Preview 2018: Maryland Terrapins. Overdue For A Break

Preview 2018: Maryland Terrapins. Overdue For A Break

2018 Preview

Preview 2018: Maryland Terrapins. Overdue For A Break


What You Need To Know About The Maryland Defense

– Defensive coordinator Andy Buh did what he could considering the offense didn’t provide any help. The Terps had the second-worst defense in the Big Ten, and were dead last in scoring D allowing 37 points per game.

Five of the top seven tacklers are back, but the defensive front has to undergo an overhaul after losing four regular starters. That’s not a bad thing – the line is about to go through an upgrade.

The hope is for the light to go on for former Auburn Tiger Byron Cowart at one end, injured Jesse Aniebonam is back on the other, and there’s size on the inside. The depth might not be there, but the starting four should be great with a little time.

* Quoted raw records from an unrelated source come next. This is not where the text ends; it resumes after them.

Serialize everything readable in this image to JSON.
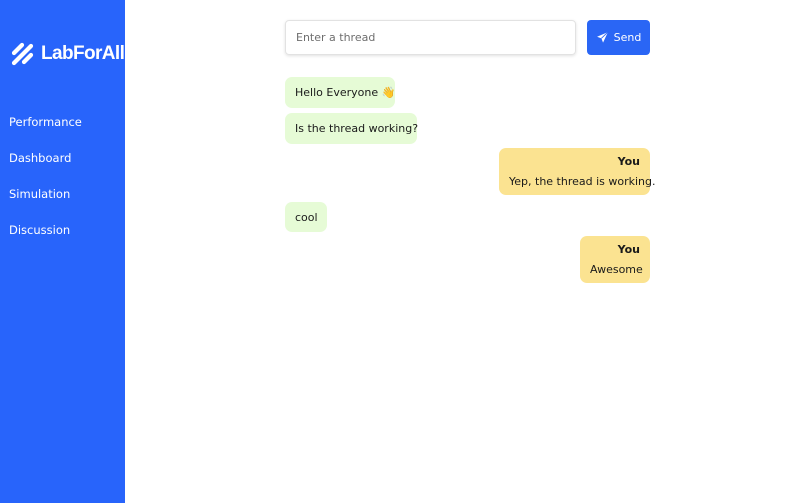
{
  "app": {
    "brand": "LabForAll",
    "colors": {
      "sidebar": "#2864fb",
      "send_button": "#2a66f5",
      "incoming_bubble": "#e6fbd6",
      "outgoing_bubble": "#fbe391"
    }
  },
  "sidebar": {
    "items": [
      {
        "label": "Performance"
      },
      {
        "label": "Dashboard"
      },
      {
        "label": "Simulation"
      },
      {
        "label": "Discussion"
      }
    ]
  },
  "composer": {
    "placeholder": "Enter a thread",
    "value": "",
    "send_label": "Send",
    "send_icon": "paper-plane-icon"
  },
  "messages": [
    {
      "direction": "incoming",
      "text": "Hello Everyone 👋"
    },
    {
      "direction": "incoming",
      "text": "Is the thread working?"
    },
    {
      "direction": "outgoing",
      "author": "You",
      "text": "Yep, the thread is working."
    },
    {
      "direction": "incoming",
      "text": "cool"
    },
    {
      "direction": "outgoing",
      "author": "You",
      "text": "Awesome"
    }
  ]
}
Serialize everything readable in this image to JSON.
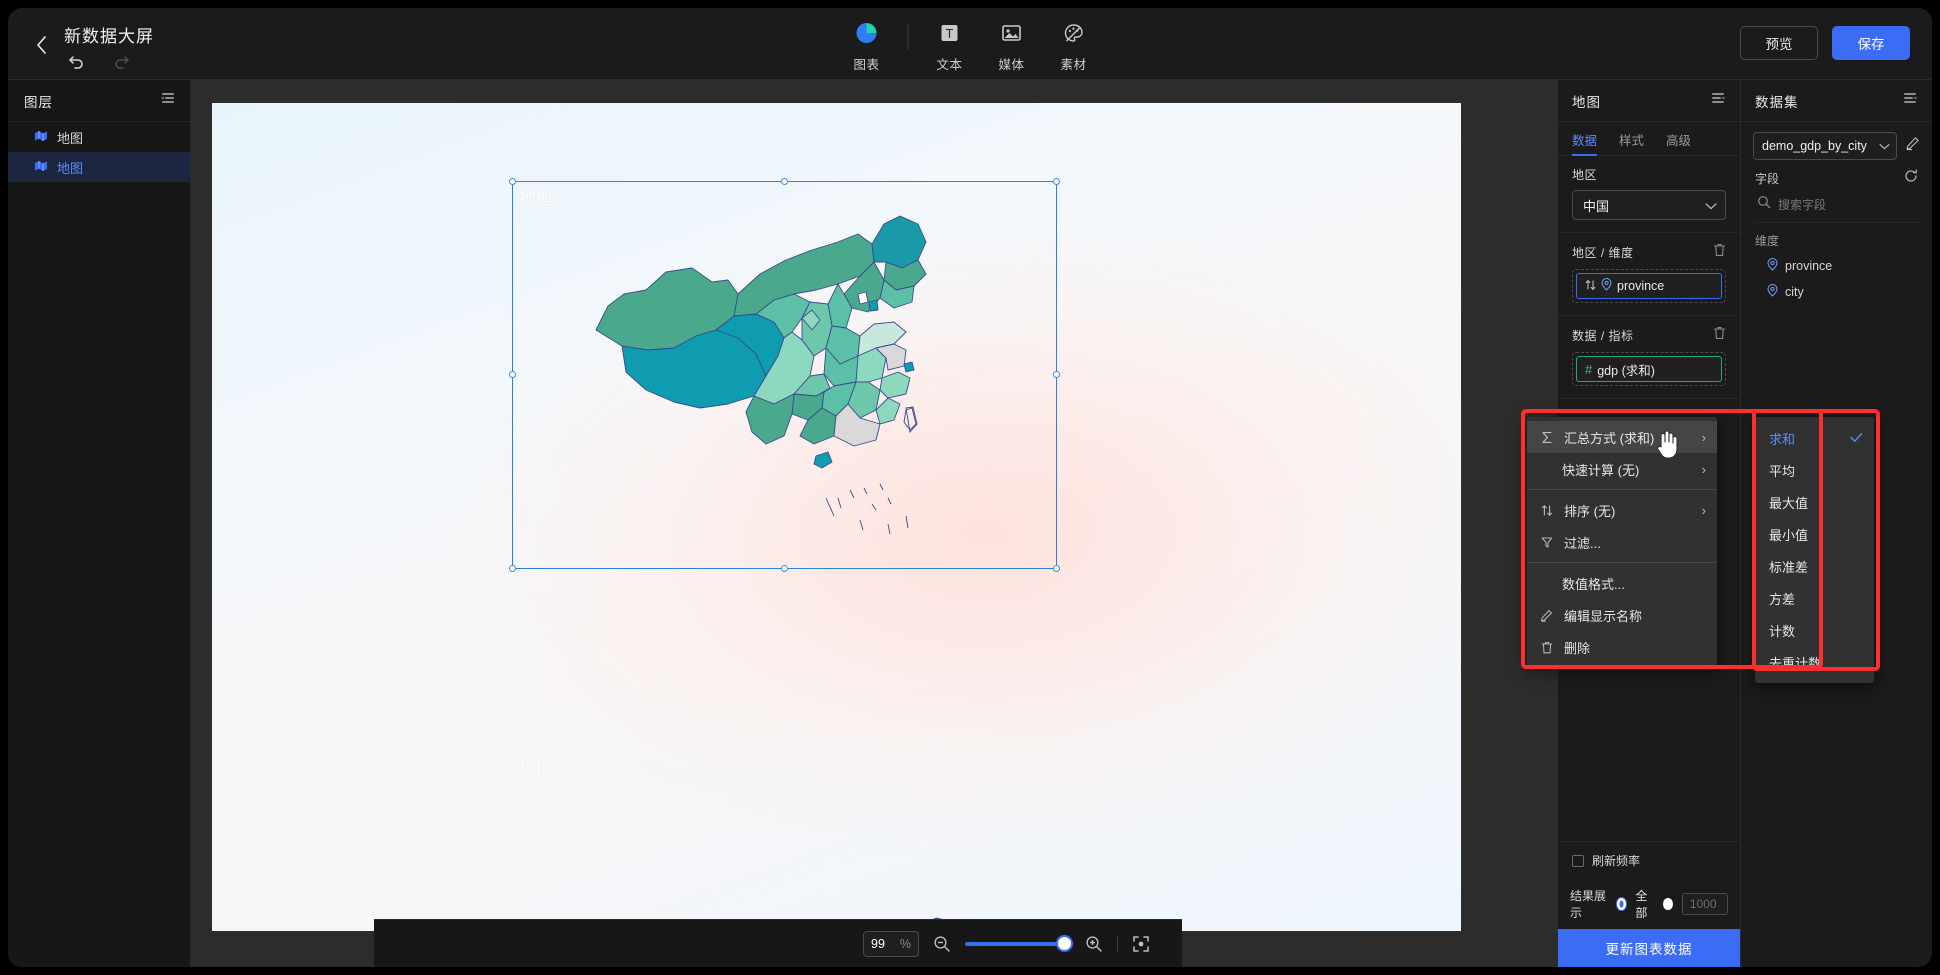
{
  "topbar": {
    "back_icon": "chevron-left-icon",
    "title": "新数据大屏",
    "undo_icon": "undo-icon",
    "redo_icon": "redo-icon",
    "tools": [
      {
        "label": "图表",
        "icon": "pie-chart-icon"
      },
      {
        "label": "文本",
        "icon": "text-t-icon"
      },
      {
        "label": "媒体",
        "icon": "image-icon"
      },
      {
        "label": "素材",
        "icon": "palette-icon"
      }
    ],
    "preview_label": "预览",
    "save_label": "保存"
  },
  "layers": {
    "title": "图层",
    "collapse_icon": "collapse-panel-icon",
    "items": [
      {
        "label": "地图",
        "icon": "map-layer-icon",
        "selected": false
      },
      {
        "label": "地图",
        "icon": "map-layer-icon",
        "selected": true
      }
    ]
  },
  "canvas": {
    "chart_one_title": "地图",
    "chart_two_title": "地图"
  },
  "config": {
    "title": "地图",
    "collapse_icon": "collapse-panel-icon",
    "tabs": [
      {
        "label": "数据",
        "active": true
      },
      {
        "label": "样式",
        "active": false
      },
      {
        "label": "高级",
        "active": false
      }
    ],
    "region_label": "地区",
    "region_value": "中国",
    "dimension_label": "地区 / 维度",
    "dimension_chip": "province",
    "dimension_icons": [
      "sort-icon",
      "location-pin-icon"
    ],
    "metric_label": "数据 / 指标",
    "metric_chip": "gdp (求和)",
    "metric_icon": "hash-icon",
    "delete_icon": "trash-icon",
    "refresh_rate_label": "刷新频率",
    "result_label": "结果展示",
    "result_all_label": "全部",
    "result_limit_placeholder": "1000",
    "update_button": "更新图表数据"
  },
  "context_menu": {
    "items": [
      {
        "label": "汇总方式 (求和)",
        "icon": "sigma-icon",
        "arrow": "›",
        "hover": true
      },
      {
        "label": "快速计算 (无)",
        "icon": "",
        "arrow": "›",
        "hover": false
      },
      {
        "label": "排序 (无)",
        "icon": "sort-icon",
        "arrow": "›",
        "hover": false
      },
      {
        "label": "过滤...",
        "icon": "filter-icon",
        "arrow": "",
        "hover": false
      },
      {
        "label": "数值格式...",
        "icon": "",
        "arrow": "",
        "hover": false
      },
      {
        "label": "编辑显示名称",
        "icon": "pencil-icon",
        "arrow": "",
        "hover": false
      },
      {
        "label": "删除",
        "icon": "trash-icon",
        "arrow": "",
        "hover": false
      }
    ]
  },
  "submenu": {
    "items": [
      {
        "label": "求和",
        "selected": true
      },
      {
        "label": "平均",
        "selected": false
      },
      {
        "label": "最大值",
        "selected": false
      },
      {
        "label": "最小值",
        "selected": false
      },
      {
        "label": "标准差",
        "selected": false
      },
      {
        "label": "方差",
        "selected": false
      },
      {
        "label": "计数",
        "selected": false
      },
      {
        "label": "去重计数",
        "selected": false
      }
    ],
    "check_icon": "check-icon"
  },
  "dataset": {
    "title": "数据集",
    "collapse_icon": "collapse-panel-icon",
    "name": "demo_gdp_by_city",
    "edit_icon": "pencil-icon",
    "fields_label": "字段",
    "refresh_icon": "refresh-icon",
    "search_placeholder": "搜索字段",
    "search_icon": "search-icon",
    "dimension_group": "维度",
    "fields": [
      {
        "label": "province",
        "icon": "location-pin-icon"
      },
      {
        "label": "city",
        "icon": "location-pin-icon"
      }
    ]
  },
  "zoombar": {
    "value": "99",
    "percent": "%",
    "zoom_out_icon": "zoom-out-icon",
    "zoom_in_icon": "zoom-in-icon",
    "fit_icon": "fit-to-screen-icon"
  },
  "colors": {
    "accent": "#3b6cf6",
    "metric_green": "#21a97a",
    "annotation_red": "#ff2f2f",
    "map_palette": [
      "#4aa98c",
      "#1a99a8",
      "#8dd9c0",
      "#5bc0a5",
      "#c9e8dd",
      "#d9d9d9",
      "#0f9bb0"
    ]
  }
}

– The linebacking corps will be sneaky-great. 210-pound Antoine Brooks is really a safety, but he’ll work in a hybrid position – seeing time at linebacker – after finishing second on the team with 77 stops. He’s an intimidating force as a nickel defender who’ll serve in a variety of roles. The depth will be a problem for a while, but big-hitting Illinois transfer Tre Watson will be a statistical star in the middle.

– The secondary had huge problems coming up with big plays and getting off the field, but at least the veterans are in place. JC Jackson left one corner spot open, but Tino Ellis is a fast defender who’s still learning the gig, and former Florida State Seminole Marcus Lewis has all-star skills.

The corners will be fine, but the safeties will be the stars on the defense with ball-hawker Darnell Savage back after a 59-tackle season and Antwaine Richardson having to rise up into a role if Brooks doesn’t take over at safety again.

Biggest Key To The Maryland Defense

Third … down … stops. The offense had a slew of problems on third downs, but the defense’s issues were every bit as bad, allowing offenses teams to convert well over 49% of their chances after allowing just 37% in 2016.

Teams had it way too easy going on march after march, with Wisconsin, Penn State, and Ohio State rolling at will. Only three times all year did Maryland force offenses to covert under 40%.

NEXT: Top Players, Final Prediction & What Will Happen


More College Football News